19. Countries should strengthen collaboration, and engage in effective and proper international actions in response to the challenges of DLDD. The governments of all relevant countries which are mandated with the primary responsibilities for sustainable economic, social and environmental development should fulfill their political commitments, constantly improve relevant policies, increase investment and enhance coordination and guidance to lead national efforts towards the target of the neutrality of land degradation within their own country.


20. Desertification poses a risk to the world peace and stability, and poverty eradication is the greatest challenge in desertification control, thus calling for the engagement of the whole society and all stakeholders. Governments, enterprises and the public should join hands to integrate policy-making, research and production. Civil organizations, environment protection foundations, the private sector, enterprises and local communities should be encouraged to play an active role in planning, decision-making and implementation of desertification projects.

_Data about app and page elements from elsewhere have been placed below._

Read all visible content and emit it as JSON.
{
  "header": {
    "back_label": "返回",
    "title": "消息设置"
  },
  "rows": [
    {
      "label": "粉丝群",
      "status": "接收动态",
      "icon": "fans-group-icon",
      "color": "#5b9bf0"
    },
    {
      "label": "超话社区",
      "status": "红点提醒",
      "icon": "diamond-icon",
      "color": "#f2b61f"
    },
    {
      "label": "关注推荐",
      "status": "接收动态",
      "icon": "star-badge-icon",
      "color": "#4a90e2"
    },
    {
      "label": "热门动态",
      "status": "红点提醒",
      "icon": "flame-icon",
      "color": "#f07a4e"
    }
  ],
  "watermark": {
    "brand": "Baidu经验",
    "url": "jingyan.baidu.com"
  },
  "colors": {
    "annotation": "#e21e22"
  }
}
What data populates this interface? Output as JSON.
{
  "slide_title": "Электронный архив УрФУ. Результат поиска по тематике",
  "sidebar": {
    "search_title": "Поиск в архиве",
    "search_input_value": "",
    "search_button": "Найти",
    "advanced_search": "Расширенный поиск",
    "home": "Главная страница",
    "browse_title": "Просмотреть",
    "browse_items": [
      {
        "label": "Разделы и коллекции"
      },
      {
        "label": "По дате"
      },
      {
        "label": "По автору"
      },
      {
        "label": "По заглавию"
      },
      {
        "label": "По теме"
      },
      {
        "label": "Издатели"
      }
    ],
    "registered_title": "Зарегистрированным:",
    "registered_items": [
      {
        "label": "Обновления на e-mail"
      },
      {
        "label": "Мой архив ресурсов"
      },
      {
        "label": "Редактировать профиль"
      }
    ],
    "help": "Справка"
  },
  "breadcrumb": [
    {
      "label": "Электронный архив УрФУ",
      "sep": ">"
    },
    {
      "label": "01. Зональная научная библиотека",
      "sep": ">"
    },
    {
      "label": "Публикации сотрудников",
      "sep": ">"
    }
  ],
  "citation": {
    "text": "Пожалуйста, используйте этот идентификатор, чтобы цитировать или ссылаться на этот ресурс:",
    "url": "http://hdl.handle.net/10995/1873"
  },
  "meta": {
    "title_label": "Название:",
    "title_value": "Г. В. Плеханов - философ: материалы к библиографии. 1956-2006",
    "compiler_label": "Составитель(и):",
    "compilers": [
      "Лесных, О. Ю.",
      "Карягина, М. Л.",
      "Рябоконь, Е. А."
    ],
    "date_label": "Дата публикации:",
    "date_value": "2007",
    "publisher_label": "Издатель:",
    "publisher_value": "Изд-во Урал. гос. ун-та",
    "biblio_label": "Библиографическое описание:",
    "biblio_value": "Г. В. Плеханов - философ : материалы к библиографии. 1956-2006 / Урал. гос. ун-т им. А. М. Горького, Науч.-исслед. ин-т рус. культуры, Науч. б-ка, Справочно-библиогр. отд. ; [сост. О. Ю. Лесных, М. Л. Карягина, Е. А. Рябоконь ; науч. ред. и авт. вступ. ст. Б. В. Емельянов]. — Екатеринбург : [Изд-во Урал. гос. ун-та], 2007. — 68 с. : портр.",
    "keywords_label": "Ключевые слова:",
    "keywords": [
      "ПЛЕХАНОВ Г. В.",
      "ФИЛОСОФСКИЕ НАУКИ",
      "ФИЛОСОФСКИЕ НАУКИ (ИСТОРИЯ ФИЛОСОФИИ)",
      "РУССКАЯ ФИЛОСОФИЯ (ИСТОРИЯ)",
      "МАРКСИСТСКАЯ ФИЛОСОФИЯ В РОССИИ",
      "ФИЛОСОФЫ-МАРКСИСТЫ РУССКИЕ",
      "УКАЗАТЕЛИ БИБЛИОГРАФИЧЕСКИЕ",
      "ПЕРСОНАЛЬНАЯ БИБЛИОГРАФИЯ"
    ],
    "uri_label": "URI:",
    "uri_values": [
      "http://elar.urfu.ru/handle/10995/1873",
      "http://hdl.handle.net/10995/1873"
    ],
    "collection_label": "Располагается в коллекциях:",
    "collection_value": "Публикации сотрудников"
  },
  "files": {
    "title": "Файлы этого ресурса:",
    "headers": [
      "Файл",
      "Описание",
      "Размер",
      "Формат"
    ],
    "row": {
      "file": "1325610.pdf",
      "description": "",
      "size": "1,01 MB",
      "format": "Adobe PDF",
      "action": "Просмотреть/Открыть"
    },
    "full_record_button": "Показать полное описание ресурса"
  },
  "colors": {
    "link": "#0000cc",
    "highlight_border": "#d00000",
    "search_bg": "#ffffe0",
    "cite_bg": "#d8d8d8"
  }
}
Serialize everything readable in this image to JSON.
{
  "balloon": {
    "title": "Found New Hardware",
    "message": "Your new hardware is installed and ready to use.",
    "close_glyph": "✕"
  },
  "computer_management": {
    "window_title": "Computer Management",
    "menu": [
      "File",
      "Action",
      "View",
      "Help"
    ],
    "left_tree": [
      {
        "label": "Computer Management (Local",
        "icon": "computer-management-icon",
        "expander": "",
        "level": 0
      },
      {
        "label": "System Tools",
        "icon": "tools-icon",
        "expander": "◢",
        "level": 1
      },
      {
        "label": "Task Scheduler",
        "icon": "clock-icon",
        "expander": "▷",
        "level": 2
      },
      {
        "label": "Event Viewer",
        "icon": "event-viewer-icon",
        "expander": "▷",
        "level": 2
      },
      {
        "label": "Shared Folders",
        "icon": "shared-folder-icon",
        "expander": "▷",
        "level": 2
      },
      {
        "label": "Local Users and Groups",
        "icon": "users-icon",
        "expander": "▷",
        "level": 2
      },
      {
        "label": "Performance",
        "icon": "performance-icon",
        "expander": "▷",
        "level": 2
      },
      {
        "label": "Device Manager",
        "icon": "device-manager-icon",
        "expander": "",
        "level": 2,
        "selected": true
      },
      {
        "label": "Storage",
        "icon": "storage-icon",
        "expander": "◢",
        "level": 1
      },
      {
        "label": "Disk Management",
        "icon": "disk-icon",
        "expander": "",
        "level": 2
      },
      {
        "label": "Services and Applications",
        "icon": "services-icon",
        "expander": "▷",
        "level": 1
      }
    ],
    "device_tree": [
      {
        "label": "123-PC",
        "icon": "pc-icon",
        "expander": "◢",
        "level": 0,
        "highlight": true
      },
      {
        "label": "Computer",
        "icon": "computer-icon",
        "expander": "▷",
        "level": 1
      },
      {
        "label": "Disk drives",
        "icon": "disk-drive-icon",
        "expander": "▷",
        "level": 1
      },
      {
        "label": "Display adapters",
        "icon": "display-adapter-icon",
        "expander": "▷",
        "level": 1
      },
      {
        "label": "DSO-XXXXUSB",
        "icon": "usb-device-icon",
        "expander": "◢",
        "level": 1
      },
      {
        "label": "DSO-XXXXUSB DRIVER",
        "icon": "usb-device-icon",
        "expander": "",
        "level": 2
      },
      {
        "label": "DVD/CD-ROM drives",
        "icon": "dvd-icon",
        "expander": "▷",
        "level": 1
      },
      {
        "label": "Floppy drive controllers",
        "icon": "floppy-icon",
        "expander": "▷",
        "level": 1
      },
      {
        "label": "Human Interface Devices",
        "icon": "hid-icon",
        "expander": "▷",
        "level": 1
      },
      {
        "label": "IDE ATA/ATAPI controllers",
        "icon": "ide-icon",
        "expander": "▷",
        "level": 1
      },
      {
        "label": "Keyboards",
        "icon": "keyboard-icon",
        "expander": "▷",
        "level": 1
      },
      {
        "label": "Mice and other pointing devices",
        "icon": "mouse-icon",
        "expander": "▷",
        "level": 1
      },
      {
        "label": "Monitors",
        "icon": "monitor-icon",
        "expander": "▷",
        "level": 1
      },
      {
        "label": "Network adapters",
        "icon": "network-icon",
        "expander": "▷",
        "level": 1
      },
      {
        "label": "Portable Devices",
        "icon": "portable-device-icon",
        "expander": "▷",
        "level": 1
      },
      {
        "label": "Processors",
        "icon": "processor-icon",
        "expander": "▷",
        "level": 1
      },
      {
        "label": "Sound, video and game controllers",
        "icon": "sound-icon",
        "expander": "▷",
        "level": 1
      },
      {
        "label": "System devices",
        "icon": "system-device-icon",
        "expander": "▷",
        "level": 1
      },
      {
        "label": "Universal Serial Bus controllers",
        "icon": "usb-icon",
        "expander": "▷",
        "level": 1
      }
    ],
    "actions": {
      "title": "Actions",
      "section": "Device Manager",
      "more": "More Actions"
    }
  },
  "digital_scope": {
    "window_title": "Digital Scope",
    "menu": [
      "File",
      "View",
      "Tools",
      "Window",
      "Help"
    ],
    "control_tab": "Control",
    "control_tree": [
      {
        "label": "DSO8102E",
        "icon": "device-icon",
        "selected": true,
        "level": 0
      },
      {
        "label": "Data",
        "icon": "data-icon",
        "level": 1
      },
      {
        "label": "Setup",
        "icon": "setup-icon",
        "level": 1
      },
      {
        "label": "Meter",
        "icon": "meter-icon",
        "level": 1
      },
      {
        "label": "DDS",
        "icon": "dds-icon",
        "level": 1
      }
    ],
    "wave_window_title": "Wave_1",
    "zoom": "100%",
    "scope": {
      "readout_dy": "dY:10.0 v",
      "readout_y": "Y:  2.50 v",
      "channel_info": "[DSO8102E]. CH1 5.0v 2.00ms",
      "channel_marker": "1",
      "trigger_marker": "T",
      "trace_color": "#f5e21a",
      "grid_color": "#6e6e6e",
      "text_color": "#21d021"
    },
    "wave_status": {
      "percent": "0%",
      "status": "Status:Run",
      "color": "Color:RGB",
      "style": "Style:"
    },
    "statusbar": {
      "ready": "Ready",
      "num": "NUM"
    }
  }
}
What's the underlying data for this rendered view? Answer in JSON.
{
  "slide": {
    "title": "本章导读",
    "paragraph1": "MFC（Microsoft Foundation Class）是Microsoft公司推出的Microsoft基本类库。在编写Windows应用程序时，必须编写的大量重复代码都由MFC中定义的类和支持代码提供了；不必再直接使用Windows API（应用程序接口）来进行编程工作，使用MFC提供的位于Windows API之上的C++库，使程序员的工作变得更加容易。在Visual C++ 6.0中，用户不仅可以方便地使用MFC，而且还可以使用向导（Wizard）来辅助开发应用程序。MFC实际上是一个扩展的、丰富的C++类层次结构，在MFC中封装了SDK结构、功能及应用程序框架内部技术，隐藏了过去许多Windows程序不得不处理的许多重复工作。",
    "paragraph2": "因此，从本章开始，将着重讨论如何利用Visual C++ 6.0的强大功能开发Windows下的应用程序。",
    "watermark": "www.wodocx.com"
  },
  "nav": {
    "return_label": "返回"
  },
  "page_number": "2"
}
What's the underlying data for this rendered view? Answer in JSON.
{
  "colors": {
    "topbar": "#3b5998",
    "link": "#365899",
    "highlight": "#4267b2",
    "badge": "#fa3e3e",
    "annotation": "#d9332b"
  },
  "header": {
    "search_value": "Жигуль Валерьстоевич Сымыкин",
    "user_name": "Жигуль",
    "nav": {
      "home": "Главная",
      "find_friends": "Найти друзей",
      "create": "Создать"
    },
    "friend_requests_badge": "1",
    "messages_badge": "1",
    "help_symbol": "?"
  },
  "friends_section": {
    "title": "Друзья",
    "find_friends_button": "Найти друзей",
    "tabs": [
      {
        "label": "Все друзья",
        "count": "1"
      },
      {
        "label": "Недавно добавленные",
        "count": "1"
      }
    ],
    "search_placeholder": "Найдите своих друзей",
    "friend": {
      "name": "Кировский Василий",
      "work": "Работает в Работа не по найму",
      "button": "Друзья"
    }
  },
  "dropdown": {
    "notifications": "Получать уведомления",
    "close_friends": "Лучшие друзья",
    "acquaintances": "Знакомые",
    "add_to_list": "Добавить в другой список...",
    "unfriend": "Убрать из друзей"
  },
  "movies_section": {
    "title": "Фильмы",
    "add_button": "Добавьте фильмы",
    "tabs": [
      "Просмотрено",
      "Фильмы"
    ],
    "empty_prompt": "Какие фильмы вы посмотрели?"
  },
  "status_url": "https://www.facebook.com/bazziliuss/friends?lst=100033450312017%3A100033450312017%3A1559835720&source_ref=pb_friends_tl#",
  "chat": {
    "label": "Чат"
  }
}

21. Governments are urged to prioritize allocation of resources to sustainable development and poverty eradication in line with their national priorities and needs. They should provide close guidance to ensure the coordination and consistency of various funding mechanisms and projects. South-South cooperation, trilateral cooperation and voluntary partnerships should be promoted while maintaining the official development assistance (ODA) by developed countries at least at 0.7% or above.


22. Governments should highlight desertification control and provide supporting policies, mechanisms, systems and legislation. Preferably, projects that address global hotspot issues should be prioritized, such as land ownership confirmation, responsible investment in land, and protection and improvement of the livelihood of small farmers and disadvantaged groups.


23. Positive actions should be taken to improve market mechanisms and enhance incentive policies design, and encourage the private sector and civil organizations to participate in desertification control and poverty eradication through business means and innovative funding mechanisms. Financial institutions should be leveraged on to finance and facilitate the mechanisms for sustainable development and poverty eradication in developing countries.


24. Governments, scientists, entrepreneurs, artists and organizations dedicated to desertification control and poverty eradication are called upon to form various coalitions to play active roles in the implementation of the Kubuqi Action Plan and help achieve the global goal of “the neutrality of land degradation by 2030”.


25. The KIDF Secretariat should keep in close contact with the UNEP and UNCCD and regularly inform to the Conference of the Parties to the UNCCD on the accomplishments of the Forum and the progress of the Action Plan to draw more international attention and participation.